» **TASK DETAILS**
Leaving out the pictures, output each record exactly as it stands.

» **TASK INPUTS**
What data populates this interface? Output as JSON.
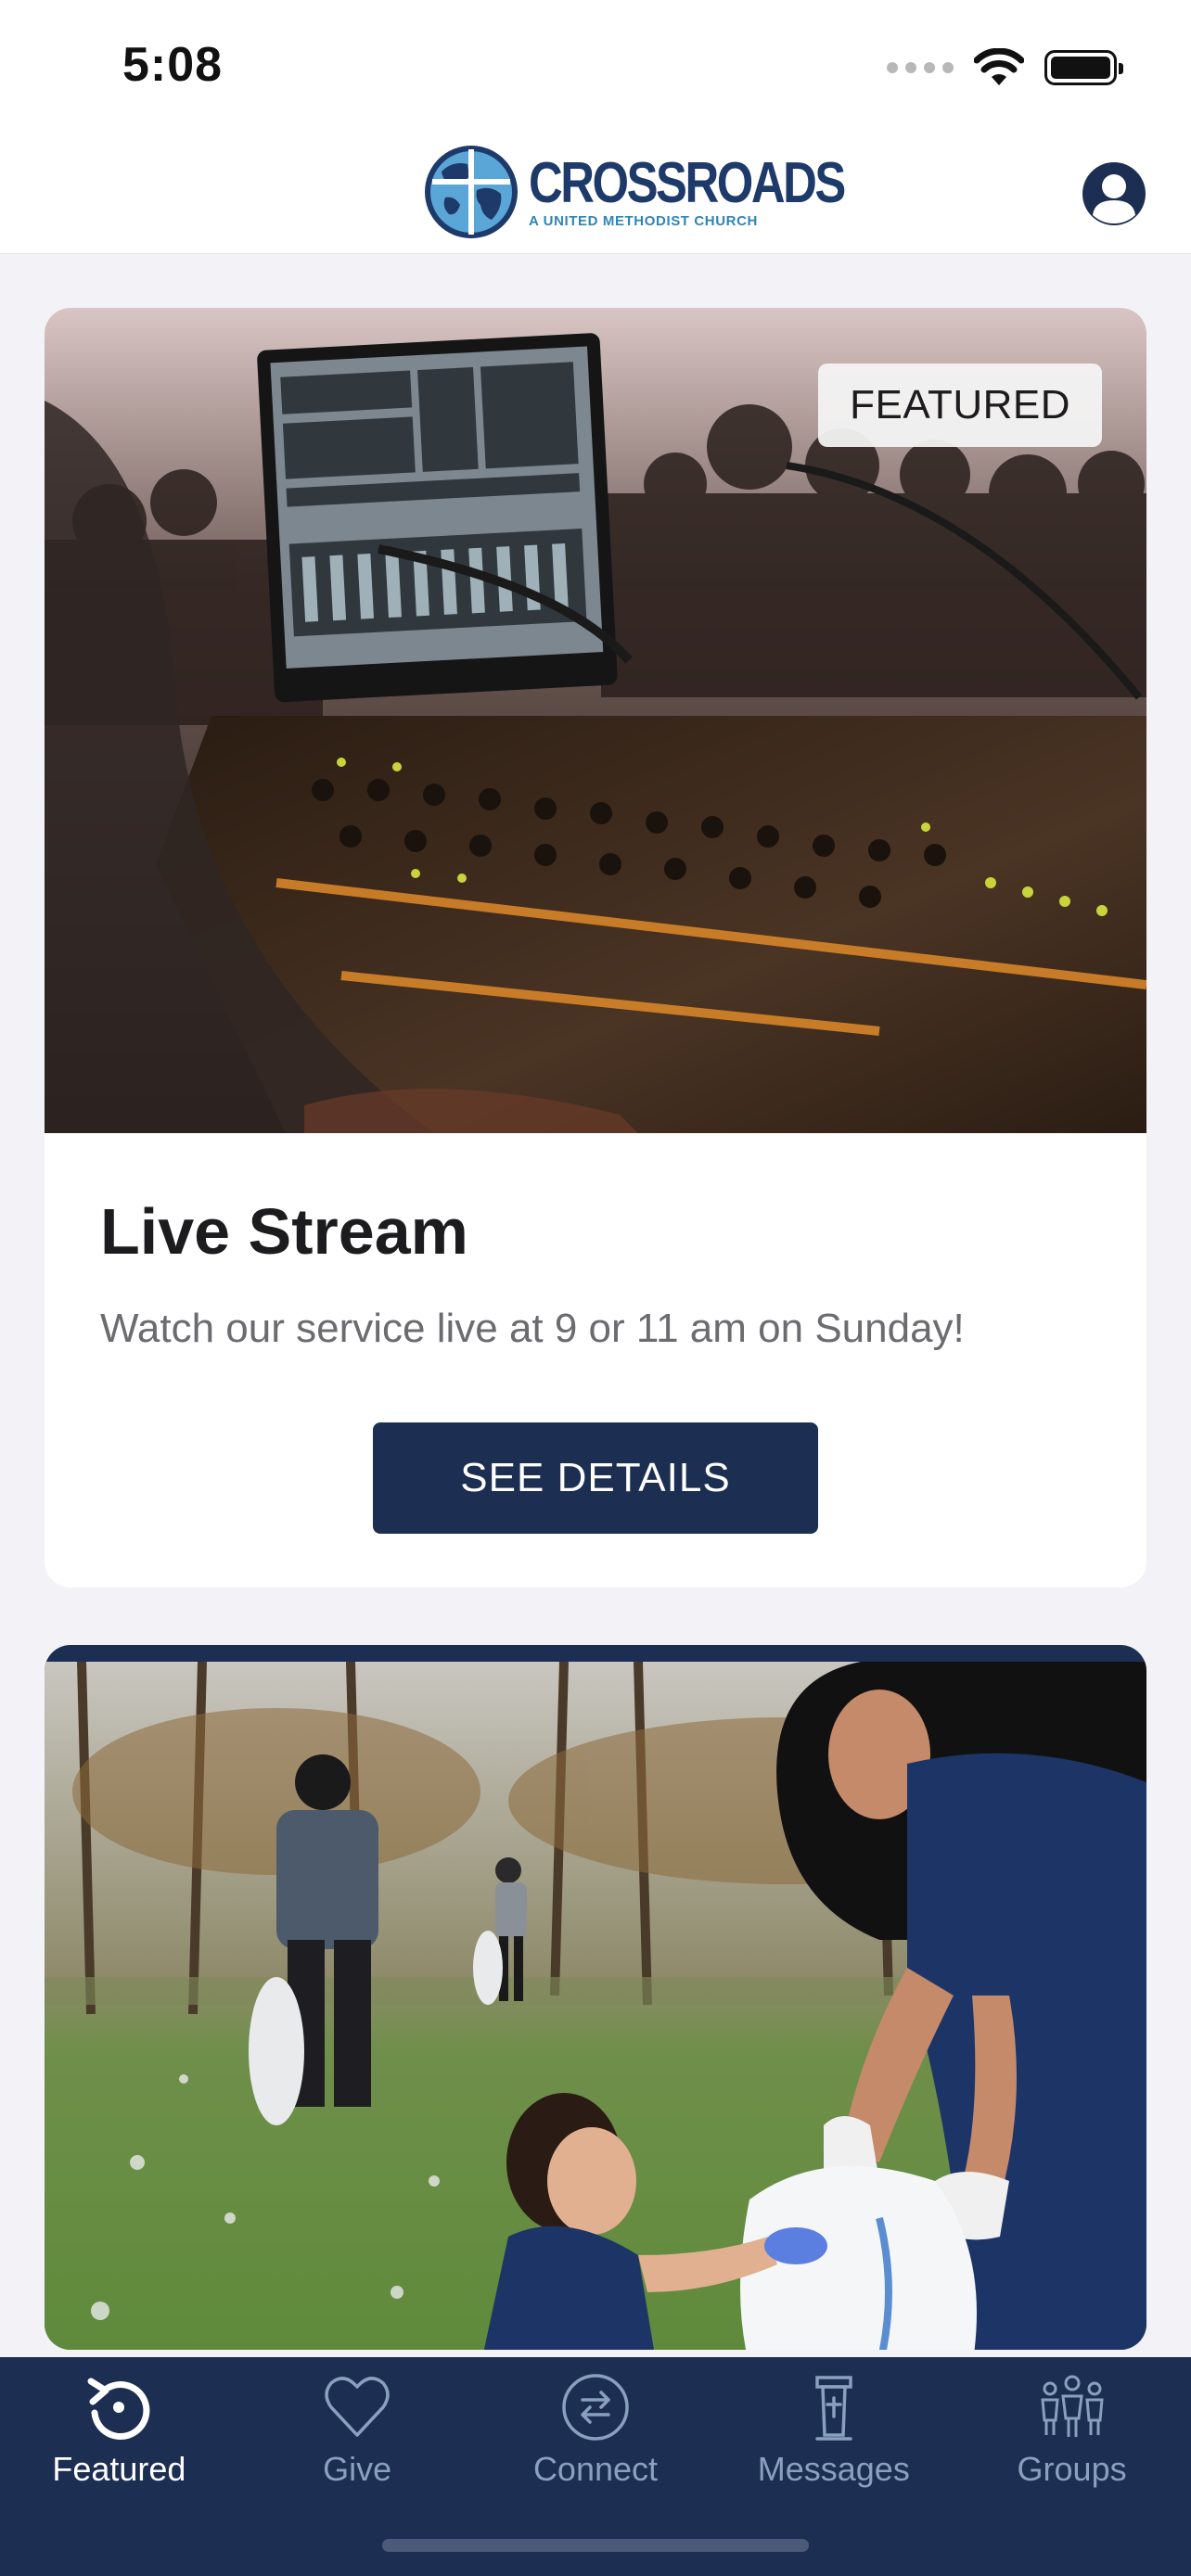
{
  "status_bar": {
    "time": "5:08"
  },
  "header": {
    "logo_name": "CROSSROADS",
    "logo_tagline": "A UNITED METHODIST CHURCH"
  },
  "cards": [
    {
      "badge": "FEATURED",
      "title": "Live Stream",
      "description": "Watch our service live at 9 or 11 am on Sunday!",
      "button_label": "SEE DETAILS"
    }
  ],
  "tabs": [
    {
      "label": "Featured",
      "icon": "featured-icon",
      "active": true
    },
    {
      "label": "Give",
      "icon": "heart-icon",
      "active": false
    },
    {
      "label": "Connect",
      "icon": "connect-icon",
      "active": false
    },
    {
      "label": "Messages",
      "icon": "pulpit-icon",
      "active": false
    },
    {
      "label": "Groups",
      "icon": "groups-icon",
      "active": false
    }
  ],
  "colors": {
    "brand_navy": "#1c2e52",
    "logo_blue": "#1d3a6b",
    "tab_inactive": "#8aa0bf"
  }
}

» **SOLUTION TO THIS EXERCISE**
What data populates this interface? Output as JSON.
{
  "status_bar": {
    "time": "5:08"
  },
  "header": {
    "logo_name": "CROSSROADS",
    "logo_tagline": "A UNITED METHODIST CHURCH"
  },
  "cards": [
    {
      "badge": "FEATURED",
      "title": "Live Stream",
      "description": "Watch our service live at 9 or 11 am on Sunday!",
      "button_label": "SEE DETAILS"
    }
  ],
  "tabs": [
    {
      "label": "Featured",
      "icon": "featured-icon",
      "active": true
    },
    {
      "label": "Give",
      "icon": "heart-icon",
      "active": false
    },
    {
      "label": "Connect",
      "icon": "connect-icon",
      "active": false
    },
    {
      "label": "Messages",
      "icon": "pulpit-icon",
      "active": false
    },
    {
      "label": "Groups",
      "icon": "groups-icon",
      "active": false
    }
  ],
  "colors": {
    "brand_navy": "#1c2e52",
    "logo_blue": "#1d3a6b",
    "tab_inactive": "#8aa0bf"
  }
}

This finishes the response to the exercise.